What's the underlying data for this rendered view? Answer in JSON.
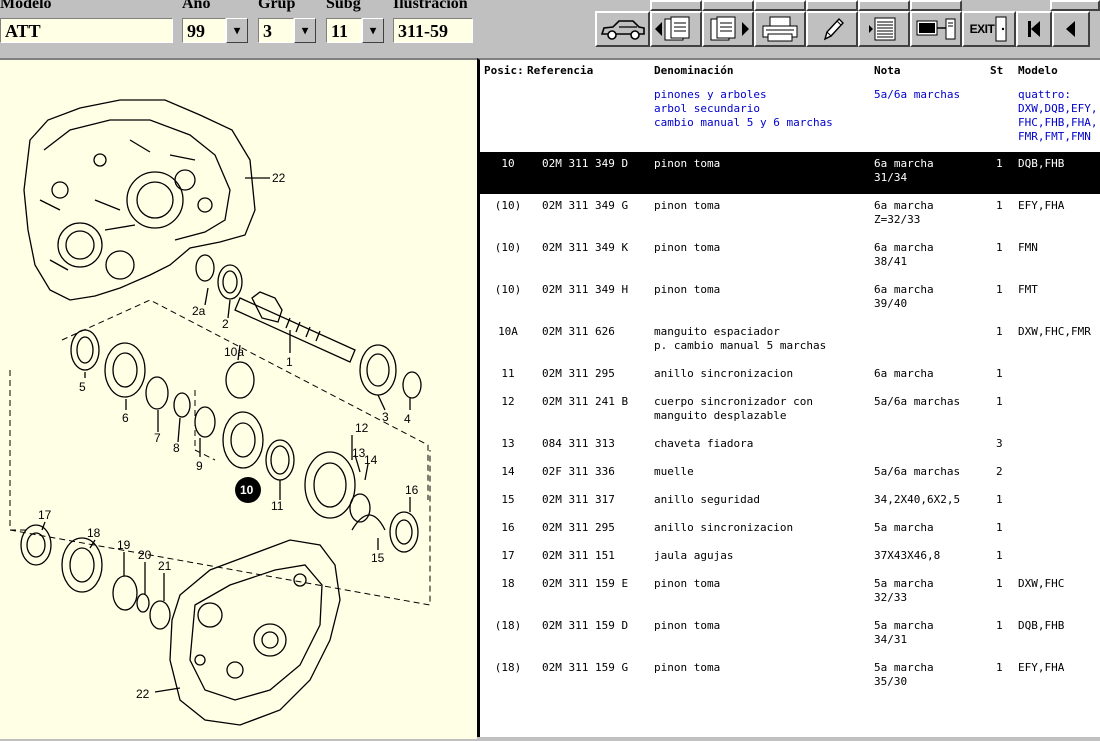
{
  "header": {
    "labels": {
      "modelo": "Modelo",
      "anio": "Año",
      "grup": "Grup",
      "subg": "Subg",
      "ilustracion": "Ilustración"
    },
    "values": {
      "modelo": "ATT",
      "anio": "99",
      "grup": "3",
      "subg": "11",
      "ilustracion": "311-59"
    },
    "toolbar": {
      "exit_label": "EXIT"
    }
  },
  "diagram": {
    "callouts": [
      "22",
      "2a",
      "2",
      "1",
      "10a",
      "5",
      "6",
      "7",
      "8",
      "9",
      "3",
      "4",
      "12",
      "13",
      "14",
      "10",
      "11",
      "16",
      "17",
      "18",
      "19",
      "20",
      "21",
      "15",
      "22"
    ]
  },
  "table": {
    "columns": {
      "posic": "Posic:",
      "referencia": "Referencia",
      "denominacion": "Denominación",
      "nota": "Nota",
      "st": "St",
      "modelo": "Modelo"
    },
    "info": {
      "denominacion": "pinones y arboles\narbol secundario\ncambio manual 5 y 6 marchas",
      "nota": "5a/6a marchas",
      "modelo": "quattro:\nDXW,DQB,EFY,\nFHC,FHB,FHA,\nFMR,FMT,FMN"
    },
    "rows": [
      {
        "posic": "10",
        "ref": "02M 311 349 D",
        "den": "pinon toma",
        "nota": "6a marcha\n31/34",
        "st": "1",
        "modelo": "DQB,FHB",
        "selected": true
      },
      {
        "posic": "(10)",
        "ref": "02M 311 349 G",
        "den": "pinon toma",
        "nota": "6a marcha\nZ=32/33",
        "st": "1",
        "modelo": "EFY,FHA"
      },
      {
        "posic": "(10)",
        "ref": "02M 311 349 K",
        "den": "pinon toma",
        "nota": "6a marcha\n38/41",
        "st": "1",
        "modelo": "FMN"
      },
      {
        "posic": "(10)",
        "ref": "02M 311 349 H",
        "den": "pinon toma",
        "nota": "6a marcha\n39/40",
        "st": "1",
        "modelo": "FMT"
      },
      {
        "posic": "10A",
        "ref": "02M 311 626",
        "den": "manguito espaciador\np. cambio manual 5 marchas",
        "nota": "",
        "st": "1",
        "modelo": "DXW,FHC,FMR"
      },
      {
        "posic": "11",
        "ref": "02M 311 295",
        "den": "anillo sincronizacion",
        "nota": "6a marcha",
        "st": "1",
        "modelo": ""
      },
      {
        "posic": "12",
        "ref": "02M 311 241 B",
        "den": "cuerpo sincronizador con\nmanguito desplazable",
        "nota": "5a/6a marchas",
        "st": "1",
        "modelo": ""
      },
      {
        "posic": "13",
        "ref": "084 311 313",
        "den": "chaveta fiadora",
        "nota": "",
        "st": "3",
        "modelo": ""
      },
      {
        "posic": "14",
        "ref": "02F 311 336",
        "den": "muelle",
        "nota": "5a/6a marchas",
        "st": "2",
        "modelo": ""
      },
      {
        "posic": "15",
        "ref": "02M 311 317",
        "den": "anillo seguridad",
        "nota": "34,2X40,6X2,5",
        "st": "1",
        "modelo": ""
      },
      {
        "posic": "16",
        "ref": "02M 311 295",
        "den": "anillo sincronizacion",
        "nota": "5a marcha",
        "st": "1",
        "modelo": ""
      },
      {
        "posic": "17",
        "ref": "02M 311 151",
        "den": "jaula agujas",
        "nota": "37X43X46,8",
        "st": "1",
        "modelo": ""
      },
      {
        "posic": "18",
        "ref": "02M 311 159 E",
        "den": "pinon toma",
        "nota": "5a marcha\n32/33",
        "st": "1",
        "modelo": "DXW,FHC"
      },
      {
        "posic": "(18)",
        "ref": "02M 311 159 D",
        "den": "pinon toma",
        "nota": "5a marcha\n34/31",
        "st": "1",
        "modelo": "DQB,FHB"
      },
      {
        "posic": "(18)",
        "ref": "02M 311 159 G",
        "den": "pinon toma",
        "nota": "5a marcha\n35/30",
        "st": "1",
        "modelo": "EFY,FHA"
      }
    ]
  }
}
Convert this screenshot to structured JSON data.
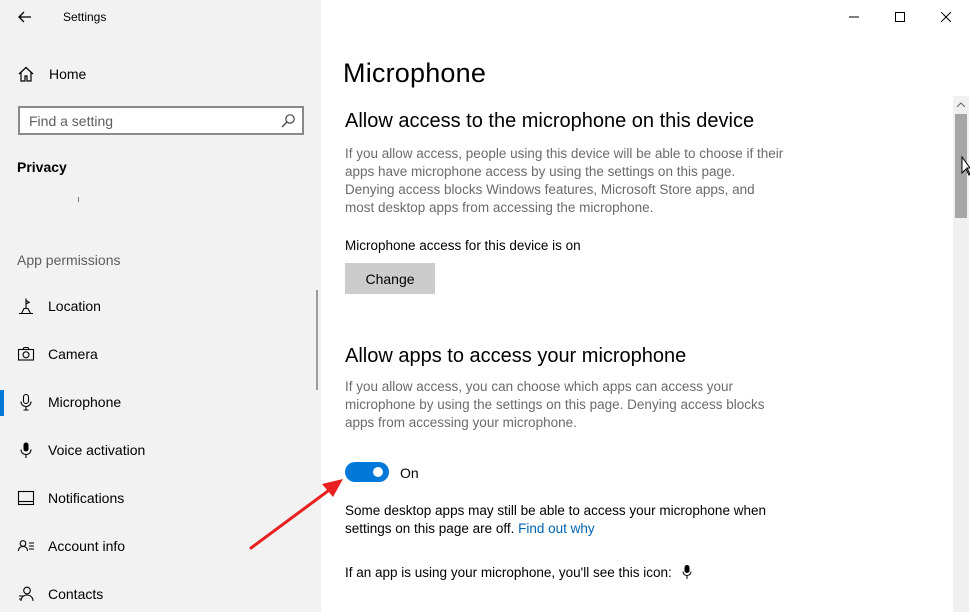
{
  "window": {
    "app_title": "Settings"
  },
  "sidebar": {
    "home_label": "Home",
    "search_placeholder": "Find a setting",
    "section_title": "Privacy",
    "group_label": "App permissions",
    "items": [
      {
        "label": "Location",
        "icon": "location-icon"
      },
      {
        "label": "Camera",
        "icon": "camera-icon"
      },
      {
        "label": "Microphone",
        "icon": "microphone-icon",
        "active": true
      },
      {
        "label": "Voice activation",
        "icon": "voice-activation-icon"
      },
      {
        "label": "Notifications",
        "icon": "notifications-icon"
      },
      {
        "label": "Account info",
        "icon": "account-info-icon"
      },
      {
        "label": "Contacts",
        "icon": "contacts-icon"
      }
    ]
  },
  "main": {
    "page_title": "Microphone",
    "device_section": {
      "heading": "Allow access to the microphone on this device",
      "description": "If you allow access, people using this device will be able to choose if their apps have microphone access by using the settings on this page. Denying access blocks Windows features, Microsoft Store apps, and most desktop apps from accessing the microphone.",
      "status": "Microphone access for this device is on",
      "change_button": "Change"
    },
    "apps_section": {
      "heading": "Allow apps to access your microphone",
      "description": "If you allow access, you can choose which apps can access your microphone by using the settings on this page. Denying access blocks apps from accessing your microphone.",
      "toggle_label": "On",
      "toggle_on": true,
      "note": "Some desktop apps may still be able to access your microphone when settings on this page are off.",
      "note_link": "Find out why",
      "icon_note": "If an app is using your microphone, you'll see this icon:"
    }
  },
  "colors": {
    "accent": "#0078d7",
    "link": "#0063b1",
    "annotation_arrow": "#e8201f"
  }
}
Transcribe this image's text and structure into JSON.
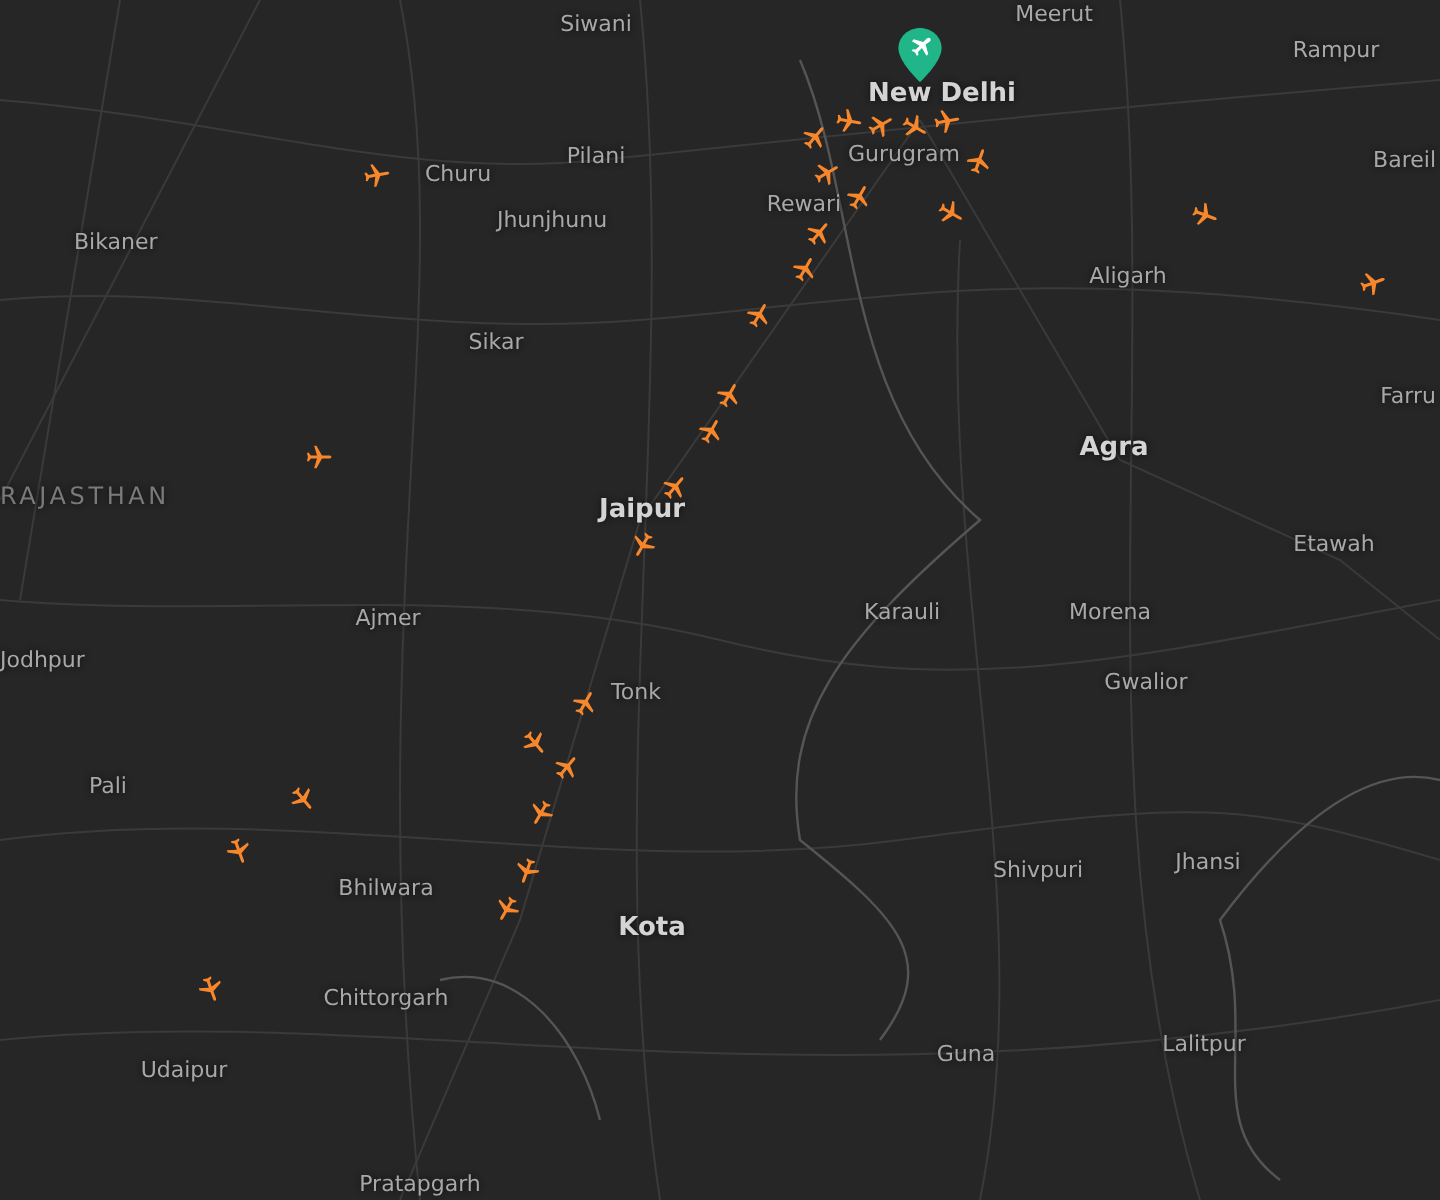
{
  "map": {
    "labels": [
      {
        "text": "Meerut",
        "kind": "city"
      },
      {
        "text": "Siwani",
        "kind": "city"
      },
      {
        "text": "Rampur",
        "kind": "city"
      },
      {
        "text": "New Delhi",
        "kind": "major"
      },
      {
        "text": "Pilani",
        "kind": "city"
      },
      {
        "text": "Gurugram",
        "kind": "city"
      },
      {
        "text": "Bareil",
        "kind": "city"
      },
      {
        "text": "Churu",
        "kind": "city"
      },
      {
        "text": "Rewari",
        "kind": "city"
      },
      {
        "text": "Jhunjhunu",
        "kind": "city"
      },
      {
        "text": "Bikaner",
        "kind": "city"
      },
      {
        "text": "Aligarh",
        "kind": "city"
      },
      {
        "text": "Sikar",
        "kind": "city"
      },
      {
        "text": "Farru",
        "kind": "city"
      },
      {
        "text": "Agra",
        "kind": "major"
      },
      {
        "text": "RAJASTHAN",
        "kind": "region"
      },
      {
        "text": "Jaipur",
        "kind": "major"
      },
      {
        "text": "Etawah",
        "kind": "city"
      },
      {
        "text": "Ajmer",
        "kind": "city"
      },
      {
        "text": "Karauli",
        "kind": "city"
      },
      {
        "text": "Morena",
        "kind": "city"
      },
      {
        "text": "Jodhpur",
        "kind": "city"
      },
      {
        "text": "Tonk",
        "kind": "city"
      },
      {
        "text": "Gwalior",
        "kind": "city"
      },
      {
        "text": "Pali",
        "kind": "city"
      },
      {
        "text": "Jhansi",
        "kind": "city"
      },
      {
        "text": "Shivpuri",
        "kind": "city"
      },
      {
        "text": "Bhilwara",
        "kind": "city"
      },
      {
        "text": "Kota",
        "kind": "major"
      },
      {
        "text": "Chittorgarh",
        "kind": "city"
      },
      {
        "text": "Lalitpur",
        "kind": "city"
      },
      {
        "text": "Guna",
        "kind": "city"
      },
      {
        "text": "Udaipur",
        "kind": "city"
      },
      {
        "text": "Pratapgarh",
        "kind": "city"
      }
    ]
  }
}
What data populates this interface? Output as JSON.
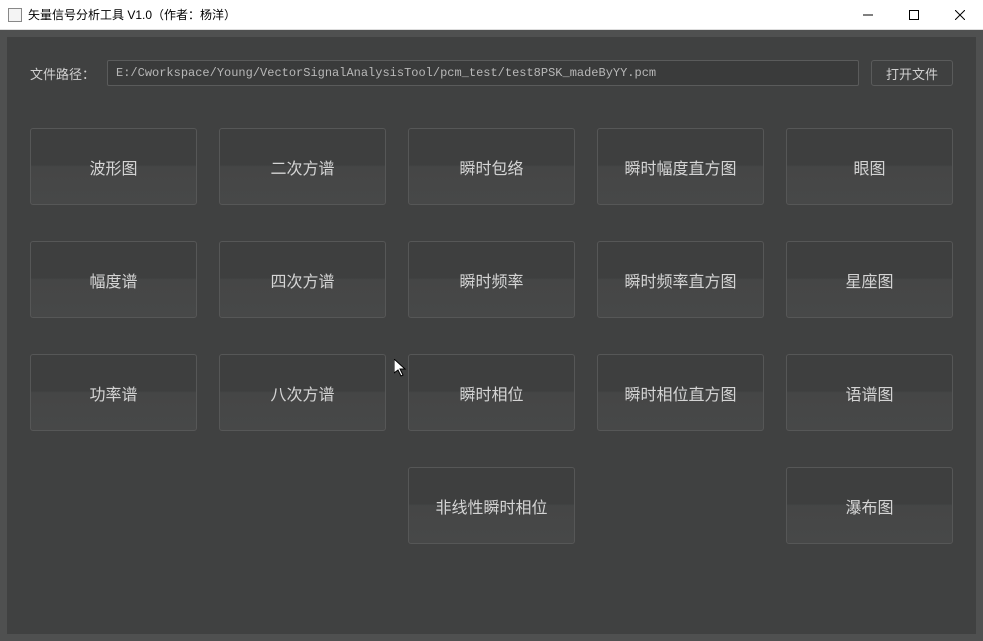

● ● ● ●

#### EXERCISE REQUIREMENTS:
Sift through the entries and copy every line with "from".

#### RESPONSE AREA:
      "description": "If you allow access, people using this device will be able to choose if their apps have microphone access by using the settings on this page. Denying access blocks Windows features, Microsoft Store apps, and most desktop apps from accessing the microphone.",
      "description": "If you allow access, you can choose which apps can access your microphone by using the settings on this page. Denying access blocks apps from accessing your microphone.",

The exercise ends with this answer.